[Task item]
Which lines of the data contain the string "taeyoon"? Show each of them.

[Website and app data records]

---+---

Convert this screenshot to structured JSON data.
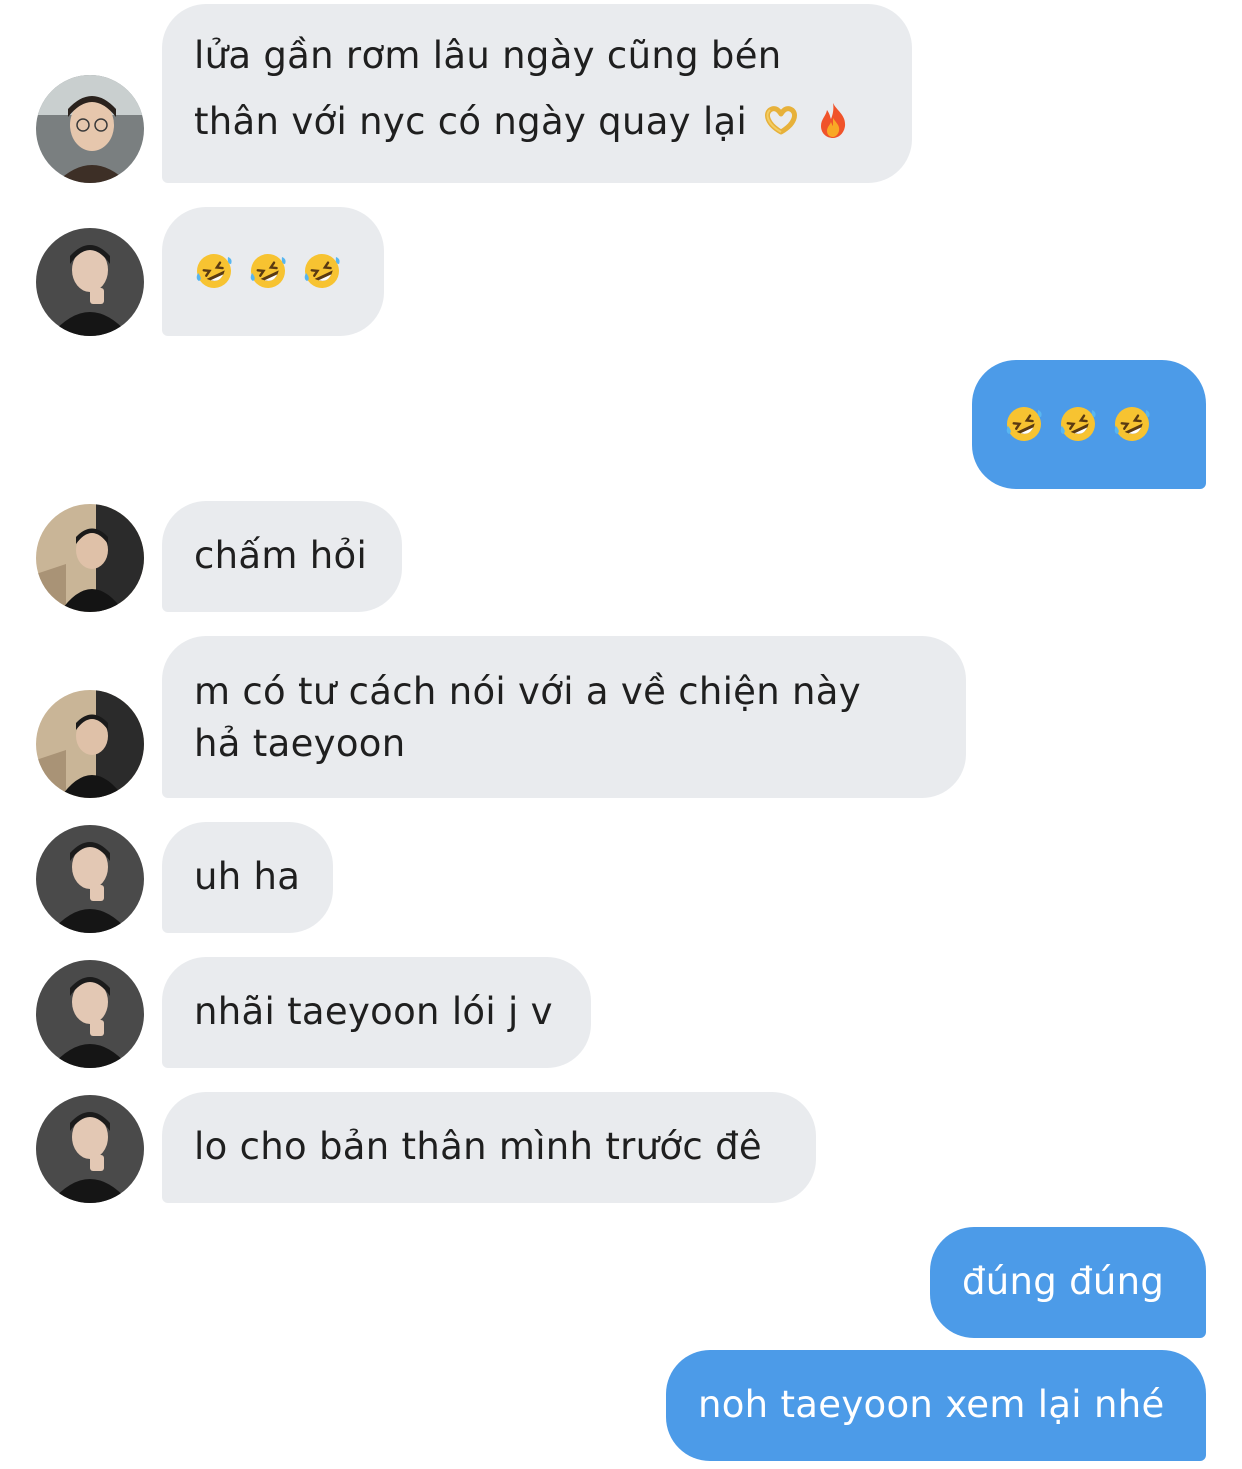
{
  "conversation": {
    "messages": [
      {
        "sender": "friend-glasses",
        "lines": [
          "lửa gần rơm lâu ngày cũng bén",
          "thân với nyc có ngày quay lại"
        ],
        "emojis": [
          "heart-hands-emoji",
          "fire-emoji"
        ]
      },
      {
        "sender": "friend-black-jacket",
        "emojis": [
          "rolling-laughing-emoji",
          "rolling-laughing-emoji",
          "rolling-laughing-emoji"
        ]
      },
      {
        "sender": "me",
        "emojis": [
          "rolling-laughing-emoji",
          "rolling-laughing-emoji",
          "rolling-laughing-emoji"
        ]
      },
      {
        "sender": "friend-stairs",
        "lines": [
          "chấm hỏi"
        ]
      },
      {
        "sender": "friend-stairs",
        "lines": [
          "m có tư cách nói với a về chiện này",
          "hả taeyoon"
        ]
      },
      {
        "sender": "friend-black-jacket",
        "lines": [
          "uh ha"
        ]
      },
      {
        "sender": "friend-black-jacket",
        "lines": [
          "nhãi taeyoon lói j v"
        ]
      },
      {
        "sender": "friend-black-jacket",
        "lines": [
          "lo cho bản thân mình trước đê"
        ]
      },
      {
        "sender": "me",
        "lines": [
          "đúng đúng"
        ]
      },
      {
        "sender": "me",
        "lines": [
          "noh taeyoon xem lại nhé"
        ]
      }
    ]
  },
  "colors": {
    "incoming_bubble": "#e9ebee",
    "outgoing_bubble": "#4c9be8",
    "incoming_text": "#1f1f1f",
    "outgoing_text": "#ffffff"
  }
}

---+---

[Response to this exercise]
          "hả taeyoon"
          "nhãi taeyoon lói j v"
          "noh taeyoon xem lại nhé"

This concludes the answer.